|Posted by SquareKiteGaming on August 15, 2011 at 3:55 PM|
Recent past has dictated a trend of people going on about how videogames should be considered art. They will defend this stance like a mother in front of her bear cubs. They will waste no time sending their regards about Fox News' latest bashing of a game. They will send these regards in the form of passionate hatred fueled by the internet. "VID30GARMES MU5T B3 T4K3N SRSLY AS AN AWT F0RM!!!!!1" But should they?
Our buddy New Oxford Dictionary descirbes this:
"Game: a form of play or sport, esp. a competitive one played according to rules and decided by skill, strength, or luck."
"Art: the expression or application of human creative skill and imagination, typically in a visual form such as painting or sculpture, producing works to be appreciated primarily for their beauty or emotional power."
While it might not be taking everything into consideration, how often do you see soccer or Hungry Hungry Hippos expressing beauty or deeming themsleves worthy of an emotional response? Sure, plenty of riots get started because of soccer, but that's not soccer itself.
Now how often do you see "Heavy Rain" played competitively? Is "Metal Gear Solid 4" infamous for the amount of playing you do in the game, or is it the amount of watching you do in the game? "Deadly Premonition" is awful as far as gameplay is concerned, and while it's amazing for all the same reasons a classic movie is, it wouldn't work without that interactivity.
Watch a review in a laid out format (IGN comes to mind) and look at how much most reviews describe the gameplay. It's not very much when half of the word "videogame" is "game." The term was awfully applicable when story was nothing more than an excuse for gameplay in the days of early Mario, but with many games today, it's comes to the point where gameplay is often an excuse for story. Much of the substance in Roger Ebert's argument behind, "videogames can never be art" is that videogames call themselves games, something which art isn't. Well I'm starting to think videogames aren't art.
But videogames also aren't videogames. Well at least the "Heavy Rain(s)" aren't videogames, even though they're called videogames. But what about the "video" in videogames. Take a look at many of Japan's text-based stories, or the disk operating system games of the 1970's (those who don't know what those are, think "Zork" from "Black Ops"). They don't seem to have very much video, nor do they have very much game. Yet they're considered videogames.

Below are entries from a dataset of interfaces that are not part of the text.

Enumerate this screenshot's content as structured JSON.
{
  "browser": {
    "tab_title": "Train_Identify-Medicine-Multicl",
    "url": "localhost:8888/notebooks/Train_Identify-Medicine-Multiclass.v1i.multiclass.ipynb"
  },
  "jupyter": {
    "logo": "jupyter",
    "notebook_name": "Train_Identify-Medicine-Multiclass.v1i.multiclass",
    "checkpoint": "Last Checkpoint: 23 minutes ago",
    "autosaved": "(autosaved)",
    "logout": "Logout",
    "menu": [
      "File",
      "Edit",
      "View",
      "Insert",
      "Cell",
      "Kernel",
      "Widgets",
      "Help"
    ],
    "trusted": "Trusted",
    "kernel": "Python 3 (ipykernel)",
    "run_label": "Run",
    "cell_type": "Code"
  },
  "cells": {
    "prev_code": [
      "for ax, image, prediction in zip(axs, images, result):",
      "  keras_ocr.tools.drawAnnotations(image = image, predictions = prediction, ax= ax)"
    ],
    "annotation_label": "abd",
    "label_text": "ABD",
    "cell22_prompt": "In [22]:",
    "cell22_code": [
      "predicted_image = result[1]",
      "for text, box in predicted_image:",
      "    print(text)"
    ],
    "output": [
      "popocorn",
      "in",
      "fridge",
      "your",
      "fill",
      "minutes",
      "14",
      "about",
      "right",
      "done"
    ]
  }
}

The names of many art forms have changed. The term "motion picture" isn't passed around too often these days, nor does it really even apply to movies. It doesn't take Sir Winston Pretetnious, or a cosplay fetish, hair-dying Otaku to call a comic book a graphic novel/manga. Yet videogame, when the word is taken at base value, describes very few of those released today. "Narrative" is a word rising in popularity with those who think about games, but "interactive narrative" doesn't expediently roll off the tounge. And doesn't it sound a bit elegant for a term that's going to apply to "Pong?" Well even though that term might not work, perhaps the alternative is to string together a bunch of Latin roots to create a word that applies to everything from "Donkey Kong" to "Call of Duty" to "Deadly Premonition," hope the word catches on, and take it with us in a march up to Meriam Webster's front door!
Colton Kohler, Part Time Editor
Categories: Staff Opinions